» **Task objective**: Please go through the records below and return every line holding the word "icon".

Top of Records to process

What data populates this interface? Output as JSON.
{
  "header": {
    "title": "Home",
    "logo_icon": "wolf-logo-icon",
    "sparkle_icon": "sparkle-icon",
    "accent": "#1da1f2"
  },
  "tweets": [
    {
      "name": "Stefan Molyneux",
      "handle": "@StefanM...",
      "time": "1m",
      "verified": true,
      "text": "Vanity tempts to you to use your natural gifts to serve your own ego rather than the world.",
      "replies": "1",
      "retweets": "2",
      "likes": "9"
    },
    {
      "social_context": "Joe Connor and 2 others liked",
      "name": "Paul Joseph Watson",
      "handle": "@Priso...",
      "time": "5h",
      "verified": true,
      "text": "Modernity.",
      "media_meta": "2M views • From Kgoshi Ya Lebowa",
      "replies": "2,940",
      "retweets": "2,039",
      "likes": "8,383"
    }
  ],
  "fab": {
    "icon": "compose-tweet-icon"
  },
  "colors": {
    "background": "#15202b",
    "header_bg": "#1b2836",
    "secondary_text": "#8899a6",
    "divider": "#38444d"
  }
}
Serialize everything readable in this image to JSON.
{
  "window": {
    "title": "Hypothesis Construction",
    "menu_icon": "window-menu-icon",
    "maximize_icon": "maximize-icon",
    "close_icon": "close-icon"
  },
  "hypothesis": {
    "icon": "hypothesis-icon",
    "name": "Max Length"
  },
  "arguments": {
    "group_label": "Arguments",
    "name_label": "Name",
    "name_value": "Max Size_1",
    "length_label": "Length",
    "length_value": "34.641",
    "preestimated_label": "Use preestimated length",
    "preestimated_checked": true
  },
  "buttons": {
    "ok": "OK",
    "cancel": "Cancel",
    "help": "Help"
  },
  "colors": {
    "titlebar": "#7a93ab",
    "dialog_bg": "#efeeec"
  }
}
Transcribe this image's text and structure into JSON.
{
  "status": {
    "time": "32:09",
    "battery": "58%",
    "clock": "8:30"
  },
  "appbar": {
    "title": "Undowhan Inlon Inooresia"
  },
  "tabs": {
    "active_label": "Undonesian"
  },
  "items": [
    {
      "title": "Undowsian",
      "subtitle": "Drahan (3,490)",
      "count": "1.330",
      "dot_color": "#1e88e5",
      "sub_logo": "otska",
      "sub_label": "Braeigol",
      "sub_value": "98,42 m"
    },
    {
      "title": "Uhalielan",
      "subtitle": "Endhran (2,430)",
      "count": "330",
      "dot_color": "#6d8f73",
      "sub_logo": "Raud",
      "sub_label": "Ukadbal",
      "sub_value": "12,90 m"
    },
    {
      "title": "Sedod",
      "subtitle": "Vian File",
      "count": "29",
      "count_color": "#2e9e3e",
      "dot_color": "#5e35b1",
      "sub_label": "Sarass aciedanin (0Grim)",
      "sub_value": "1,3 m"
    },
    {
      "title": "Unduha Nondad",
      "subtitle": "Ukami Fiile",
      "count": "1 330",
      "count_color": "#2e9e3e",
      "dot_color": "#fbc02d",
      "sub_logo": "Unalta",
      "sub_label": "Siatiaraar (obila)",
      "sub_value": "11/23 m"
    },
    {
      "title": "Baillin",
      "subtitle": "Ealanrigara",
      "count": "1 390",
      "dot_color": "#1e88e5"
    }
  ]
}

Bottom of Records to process

» **Answer to this problem**:
    "logo_icon": "wolf-logo-icon",
    "sparkle_icon": "sparkle-icon",
    "icon": "compose-tweet-icon"
    "menu_icon": "window-menu-icon",
    "maximize_icon": "maximize-icon",
    "close_icon": "close-icon"
    "icon": "hypothesis-icon",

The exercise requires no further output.